Most of us who live in cities are aware (very aware) of the urban heat island effect. We know it’s hotter in cities than in the surrounding countryside, especially at night. The buildings in cities block heat from being radiated effectively back to space. Plus the materials commonly used in cities for pavements and roofs – such as concrete and asphalt – absorb heat far differently from grass and trees, which among other things help cool with their moisture and shade. Studies have shown the benefit of painting roofs white in cities to help lessen the urban heat island effect. On April 20, 2012, the NASA Earth Observatory website ran a picture and a graph that demonstrate how white or “green” rooftops can help keep cities cooler.

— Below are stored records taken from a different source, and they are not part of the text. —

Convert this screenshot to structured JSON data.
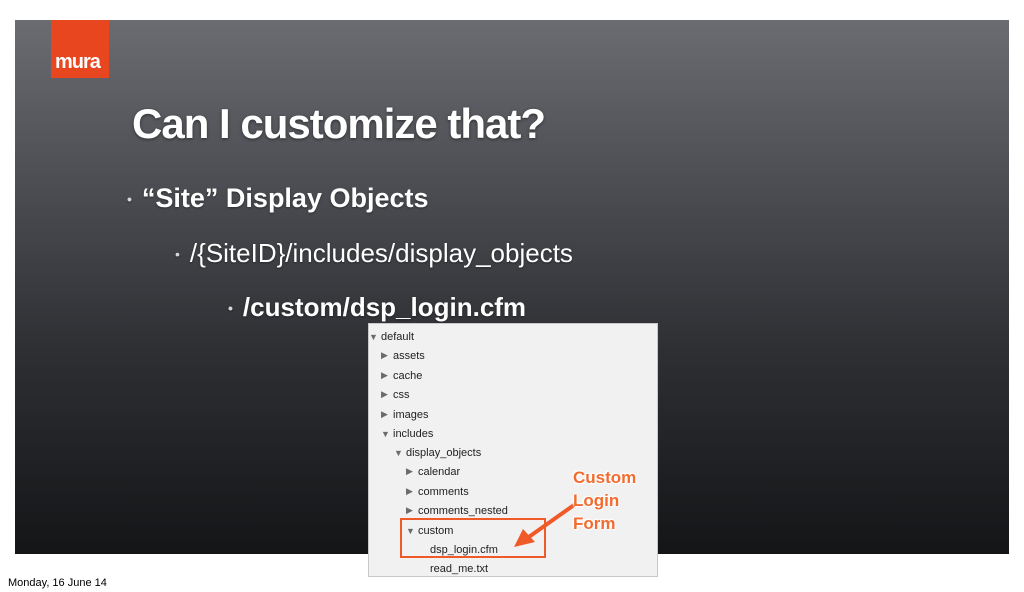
{
  "logo": {
    "text": "mura",
    "color": "#e8461f"
  },
  "slide": {
    "title": "Can I customize that?",
    "bullets": [
      "“Site” Display Objects",
      "/{SiteID}/includes/display_objects",
      "/custom/dsp_login.cfm"
    ]
  },
  "file_tree": {
    "items": [
      {
        "label": "default",
        "state": "expanded"
      },
      {
        "label": "assets",
        "state": "collapsed"
      },
      {
        "label": "cache",
        "state": "collapsed"
      },
      {
        "label": "css",
        "state": "collapsed"
      },
      {
        "label": "images",
        "state": "collapsed"
      },
      {
        "label": "includes",
        "state": "expanded"
      },
      {
        "label": "display_objects",
        "state": "expanded"
      },
      {
        "label": "calendar",
        "state": "collapsed"
      },
      {
        "label": "comments",
        "state": "collapsed"
      },
      {
        "label": "comments_nested",
        "state": "collapsed"
      },
      {
        "label": "custom",
        "state": "expanded"
      },
      {
        "label": "dsp_login.cfm",
        "state": "file"
      },
      {
        "label": "read_me.txt",
        "state": "file"
      }
    ]
  },
  "callout": {
    "lines": [
      "Custom",
      "Login",
      "Form"
    ],
    "color": "#f36b2f"
  },
  "footer": {
    "date": "Monday, 16 June 14"
  }
}
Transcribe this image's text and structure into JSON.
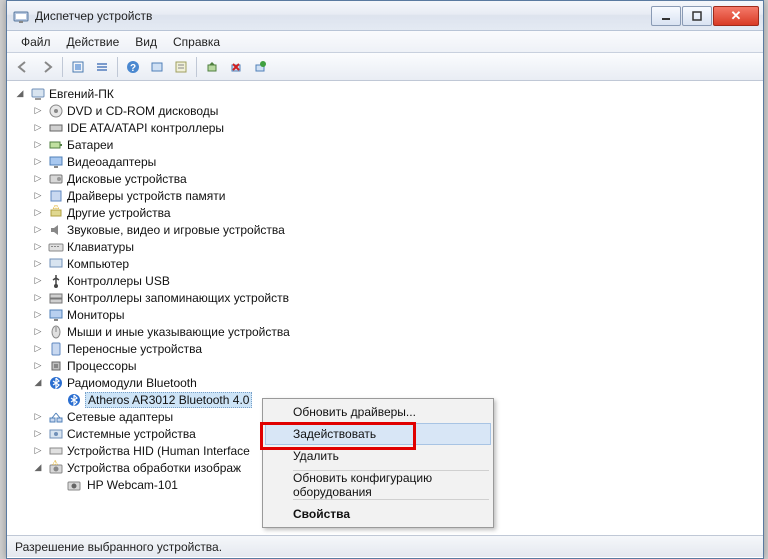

Stuart Gaffin of Columbia University studies the urban heat island effect and was part of a research team that has been measuring what they call land-skin temperatures in greater New York City, including at the Con Edison (power company) buildings shown above, using portable infrared radiometers. In a recent study, Gaffin and colleagues compared the surface temperature of black, white and “green” (vegetated) roofs and found that black roofs can be up to 30°C (54°F) hotter than a green or white roof. These scientists say:
… installing a plant-covered roof is the ultimate technique to combat urban heat because it adds a combination of slight shading and a lot of cooling moisture. But … even a simple step like painting black roofs white—increasing the albedo, or reflection of light—can reduce temperatures dramatically.
These scientists say they have observed temperatures as high as 77 to 82°C (170 to 180°F) on the black rooftops of the city in mid-summer. In winter, they say, rooftop temperatures can be tens of degrees warmer than local air temperatures. Gaffin added:
Cities have been progressively darkening the landscape for hundreds of years. City roofs are traditionally black because asphalt and tar are waterproof, tough, ductile and were easiest to apply to complex rooftop geometries. But from a climate and urban heat island standpoint, it makes a lot of sense to install bright, white roofs. That’s why we say, ‘Bright is the new black.’
The natural-color image of Queens, above, is from DigitalGlobe’s Worldview-2 satellite.
Bottom line: Scientists from Columbia University in New York City and from NASA demonstrate that “green” (vegetated) or white roofs can help keep cities cooler.